A. Smashing Orange - Something You Said
B. The Sunflowers - Collide
It's cherry picking season again. Here's my annual postmortem assemblage of the creme de la creme of what I just offered you a year prior. A taster, or sampler if you will. I'm really not sure if these yearly distillations are really hitting their desired audience (neophytes, stragglers, etc) or if I'm merely preaching to the choir. At any rate, I've plucked 23 of the most succulent feathers from the wild array that was 2019. As was the case in 2018, I've grown increasingly slack in the amount of shared content, and as such offered even less in the past year. Turns out though that a decent chunk of what I managed to get up '19 was of particularly high caliber.

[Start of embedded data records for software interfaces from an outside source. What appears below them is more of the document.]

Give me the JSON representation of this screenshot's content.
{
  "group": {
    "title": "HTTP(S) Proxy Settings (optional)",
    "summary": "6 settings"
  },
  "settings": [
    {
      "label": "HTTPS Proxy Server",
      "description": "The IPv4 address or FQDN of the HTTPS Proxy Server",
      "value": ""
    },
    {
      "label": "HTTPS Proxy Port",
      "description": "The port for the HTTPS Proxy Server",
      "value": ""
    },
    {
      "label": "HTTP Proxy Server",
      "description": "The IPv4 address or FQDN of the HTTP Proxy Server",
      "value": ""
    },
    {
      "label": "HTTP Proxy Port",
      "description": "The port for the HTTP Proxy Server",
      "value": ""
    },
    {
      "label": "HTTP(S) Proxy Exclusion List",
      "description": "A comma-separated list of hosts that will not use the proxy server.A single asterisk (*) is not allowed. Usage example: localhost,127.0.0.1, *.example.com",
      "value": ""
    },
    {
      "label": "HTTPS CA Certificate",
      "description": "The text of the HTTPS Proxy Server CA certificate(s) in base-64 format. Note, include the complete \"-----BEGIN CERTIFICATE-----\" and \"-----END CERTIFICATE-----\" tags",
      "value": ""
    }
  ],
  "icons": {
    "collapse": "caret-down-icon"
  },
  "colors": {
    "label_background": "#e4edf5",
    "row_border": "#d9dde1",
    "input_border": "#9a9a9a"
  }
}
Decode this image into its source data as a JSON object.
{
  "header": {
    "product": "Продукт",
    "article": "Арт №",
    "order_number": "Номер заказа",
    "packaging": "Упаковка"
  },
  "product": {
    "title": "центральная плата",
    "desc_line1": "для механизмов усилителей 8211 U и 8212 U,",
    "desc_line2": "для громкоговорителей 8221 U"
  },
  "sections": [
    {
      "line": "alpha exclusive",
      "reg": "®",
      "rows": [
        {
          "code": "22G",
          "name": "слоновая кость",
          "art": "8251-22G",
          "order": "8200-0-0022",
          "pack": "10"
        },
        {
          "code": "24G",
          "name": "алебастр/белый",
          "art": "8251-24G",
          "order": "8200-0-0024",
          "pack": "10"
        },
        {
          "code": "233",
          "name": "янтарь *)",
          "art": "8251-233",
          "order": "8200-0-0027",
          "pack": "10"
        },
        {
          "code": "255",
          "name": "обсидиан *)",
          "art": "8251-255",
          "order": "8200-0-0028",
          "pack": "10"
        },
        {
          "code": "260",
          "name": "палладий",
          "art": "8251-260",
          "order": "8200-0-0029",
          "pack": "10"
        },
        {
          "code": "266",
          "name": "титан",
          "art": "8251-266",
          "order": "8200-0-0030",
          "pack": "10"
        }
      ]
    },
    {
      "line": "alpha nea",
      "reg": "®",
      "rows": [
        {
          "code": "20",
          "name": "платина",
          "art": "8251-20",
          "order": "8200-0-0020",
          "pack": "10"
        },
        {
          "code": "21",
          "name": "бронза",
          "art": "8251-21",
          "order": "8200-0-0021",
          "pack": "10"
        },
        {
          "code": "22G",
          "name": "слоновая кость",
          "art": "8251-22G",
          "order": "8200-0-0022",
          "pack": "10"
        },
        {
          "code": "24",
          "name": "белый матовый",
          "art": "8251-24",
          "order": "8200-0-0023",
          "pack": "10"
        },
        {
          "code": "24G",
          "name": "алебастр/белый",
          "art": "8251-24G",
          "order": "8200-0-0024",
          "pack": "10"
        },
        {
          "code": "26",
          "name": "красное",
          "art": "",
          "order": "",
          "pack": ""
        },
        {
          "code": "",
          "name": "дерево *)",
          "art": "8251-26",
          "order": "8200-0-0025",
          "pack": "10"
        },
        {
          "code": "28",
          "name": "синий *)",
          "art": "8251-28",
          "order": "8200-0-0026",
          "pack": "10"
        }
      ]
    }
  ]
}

Thing was, I presented such a haphazard pastiche of styles and genres that it made sequencing this mix a bit of a bitch, but I think I pulled it off, beginning with a cluster of acts that loosely skewed to the power pop end of the spectrum. Midway, I sort of hit a downcast stride with the emphasis on post-punk, but managed to conclude this playlist on a surprising note of levity. I don't have an adequate amount of time to elaborate on individual cuts, though I plan on attaching links to the original artist entries later this weekend. Included are three additional, previously unshared kernels that are noted with an asterisk. One item not to be overlooked is that of a virtually unknown and unsearchable quantity, La Voix Celeste (circa 1983) who deliver the melancholic, minimalist wave piece "Phases," which doesn't just strive for mood, but a sublime hook as well. This whole package concludes with one of my most listened to songs of the past couple years, a sleeper if there ever was one that you can read more about here. Enjoy.